:: Exercise input ::
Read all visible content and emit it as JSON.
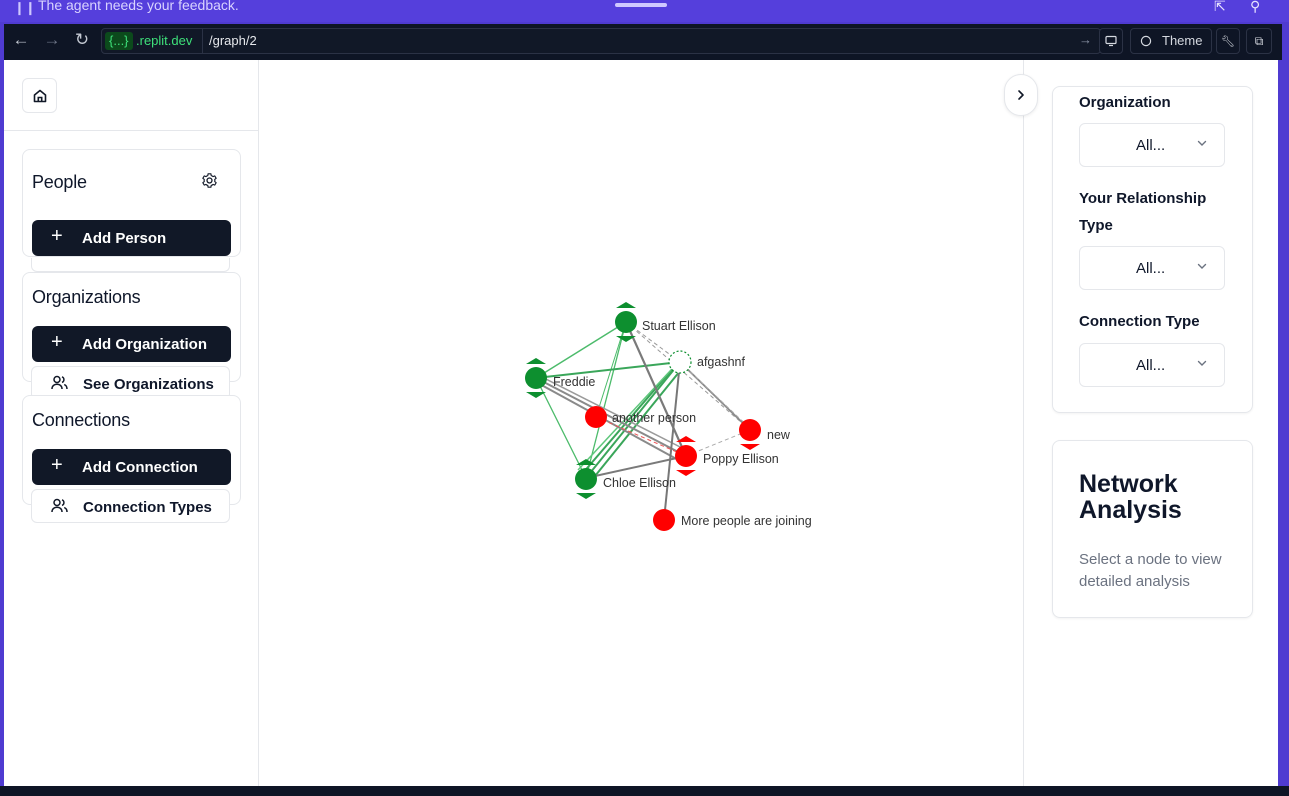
{
  "banner": {
    "message": "The agent needs your feedback."
  },
  "browser": {
    "domain_badge": "{...}",
    "domain_suffix": ".replit.dev",
    "path": "/graph/2",
    "theme_label": "Theme"
  },
  "sidebar": {
    "people": {
      "title": "People",
      "add_label": "Add Person"
    },
    "organizations": {
      "title": "Organizations",
      "add_label": "Add Organization",
      "see_label": "See Organizations"
    },
    "connections": {
      "title": "Connections",
      "add_label": "Add Connection",
      "types_label": "Connection Types"
    }
  },
  "graph": {
    "nodes": [
      {
        "id": "stuart",
        "label": "Stuart Ellison",
        "color": "#0d8f2f",
        "style": "person"
      },
      {
        "id": "afgashnf",
        "label": "afgashnf",
        "color": "#0d8f2f",
        "style": "dashed"
      },
      {
        "id": "freddie",
        "label": "Freddie",
        "color": "#0d8f2f",
        "style": "person"
      },
      {
        "id": "another",
        "label": "another person",
        "color": "#ff0000",
        "style": "plain"
      },
      {
        "id": "new",
        "label": "new",
        "color": "#ff0000",
        "style": "person"
      },
      {
        "id": "poppy",
        "label": "Poppy Ellison",
        "color": "#ff0000",
        "style": "person"
      },
      {
        "id": "chloe",
        "label": "Chloe Ellison",
        "color": "#0d8f2f",
        "style": "person"
      },
      {
        "id": "more",
        "label": "More people are joining",
        "color": "#ff0000",
        "style": "plain"
      }
    ]
  },
  "filters": {
    "organization": {
      "label": "Organization",
      "value": "All..."
    },
    "relationship": {
      "label": "Your Relationship Type",
      "value": "All..."
    },
    "connection": {
      "label": "Connection Type",
      "value": "All..."
    }
  },
  "analysis": {
    "title": "Network Analysis",
    "description": "Select a node to view detailed analysis"
  }
}
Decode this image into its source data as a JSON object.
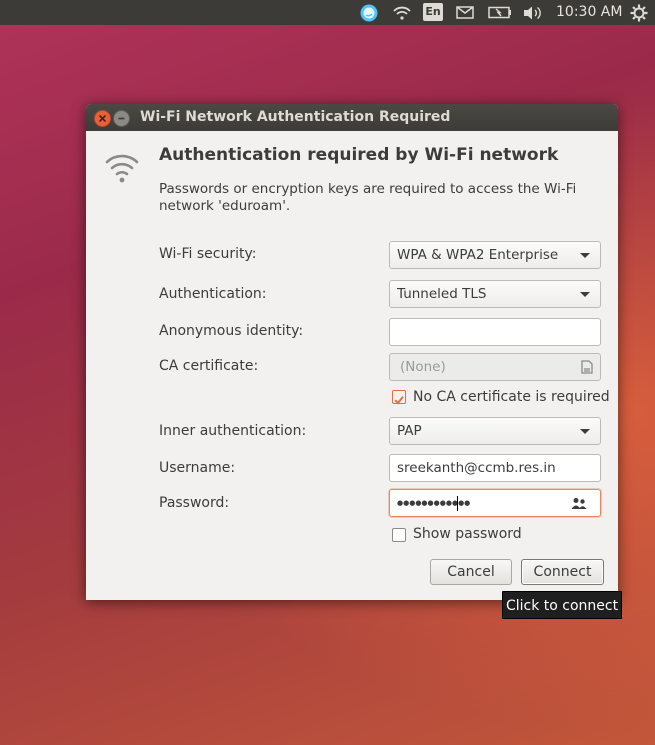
{
  "panel": {
    "language": "En",
    "clock": "10:30 AM"
  },
  "dialog": {
    "title": "Wi-Fi Network Authentication Required",
    "heading": "Authentication required by Wi-Fi network",
    "description_line1": "Passwords or encryption keys are required to access the Wi-Fi",
    "description_line2": "network 'eduroam'.",
    "fields": {
      "wifi_security": {
        "label": "Wi-Fi security:",
        "value": "WPA & WPA2 Enterprise"
      },
      "authentication": {
        "label": "Authentication:",
        "value": "Tunneled TLS"
      },
      "anonymous_identity": {
        "label": "Anonymous identity:",
        "value": ""
      },
      "ca_certificate": {
        "label": "CA certificate:",
        "value": "(None)"
      },
      "no_ca_required": {
        "label": "No CA certificate is required",
        "checked": true
      },
      "inner_authentication": {
        "label": "Inner authentication:",
        "value": "PAP"
      },
      "username": {
        "label": "Username:",
        "value": "sreekanth@ccmb.res.in"
      },
      "password": {
        "label": "Password:",
        "value": "●●●●●●●●●●●●"
      },
      "show_password": {
        "label": "Show password",
        "checked": false
      }
    },
    "buttons": {
      "cancel": "Cancel",
      "connect": "Connect"
    },
    "tooltip": "Click to connect"
  },
  "colors": {
    "panel": "#3c3b37",
    "accent": "#e07040",
    "close_button": "#e8613a"
  }
}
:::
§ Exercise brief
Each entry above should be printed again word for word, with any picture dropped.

§ Response
Read all visible content and emit it as JSON.
{
  "banner": {
    "message": "The agent needs your feedback."
  },
  "browser": {
    "domain_badge": "{...}",
    "domain_suffix": ".replit.dev",
    "path": "/graph/2",
    "theme_label": "Theme"
  },
  "sidebar": {
    "people": {
      "title": "People",
      "add_label": "Add Person"
    },
    "organizations": {
      "title": "Organizations",
      "add_label": "Add Organization",
      "see_label": "See Organizations"
    },
    "connections": {
      "title": "Connections",
      "add_label": "Add Connection",
      "types_label": "Connection Types"
    }
  },
  "graph": {
    "nodes": [
      {
        "id": "stuart",
        "label": "Stuart Ellison",
        "color": "#0d8f2f",
        "style": "person"
      },
      {
        "id": "afgashnf",
        "label": "afgashnf",
        "color": "#0d8f2f",
        "style": "dashed"
      },
      {
        "id": "freddie",
        "label": "Freddie",
        "color": "#0d8f2f",
        "style": "person"
      },
      {
        "id": "another",
        "label": "another person",
        "color": "#ff0000",
        "style": "plain"
      },
      {
        "id": "new",
        "label": "new",
        "color": "#ff0000",
        "style": "person"
      },
      {
        "id": "poppy",
        "label": "Poppy Ellison",
        "color": "#ff0000",
        "style": "person"
      },
      {
        "id": "chloe",
        "label": "Chloe Ellison",
        "color": "#0d8f2f",
        "style": "person"
      },
      {
        "id": "more",
        "label": "More people are joining",
        "color": "#ff0000",
        "style": "plain"
      }
    ]
  },
  "filters": {
    "organization": {
      "label": "Organization",
      "value": "All..."
    },
    "relationship": {
      "label": "Your Relationship Type",
      "value": "All..."
    },
    "connection": {
      "label": "Connection Type",
      "value": "All..."
    }
  },
  "analysis": {
    "title": "Network Analysis",
    "description": "Select a node to view detailed analysis"
  }
}
Decode this image into its source data as a JSON object.
{
  "panel": {
    "language": "En",
    "clock": "10:30 AM"
  },
  "dialog": {
    "title": "Wi-Fi Network Authentication Required",
    "heading": "Authentication required by Wi-Fi network",
    "description_line1": "Passwords or encryption keys are required to access the Wi-Fi",
    "description_line2": "network 'eduroam'.",
    "fields": {
      "wifi_security": {
        "label": "Wi-Fi security:",
        "value": "WPA & WPA2 Enterprise"
      },
      "authentication": {
        "label": "Authentication:",
        "value": "Tunneled TLS"
      },
      "anonymous_identity": {
        "label": "Anonymous identity:",
        "value": ""
      },
      "ca_certificate": {
        "label": "CA certificate:",
        "value": "(None)"
      },
      "no_ca_required": {
        "label": "No CA certificate is required",
        "checked": true
      },
      "inner_authentication": {
        "label": "Inner authentication:",
        "value": "PAP"
      },
      "username": {
        "label": "Username:",
        "value": "sreekanth@ccmb.res.in"
      },
      "password": {
        "label": "Password:",
        "value": "●●●●●●●●●●●●"
      },
      "show_password": {
        "label": "Show password",
        "checked": false
      }
    },
    "buttons": {
      "cancel": "Cancel",
      "connect": "Connect"
    },
    "tooltip": "Click to connect"
  },
  "colors": {
    "panel": "#3c3b37",
    "accent": "#e07040",
    "close_button": "#e8613a"
  }
}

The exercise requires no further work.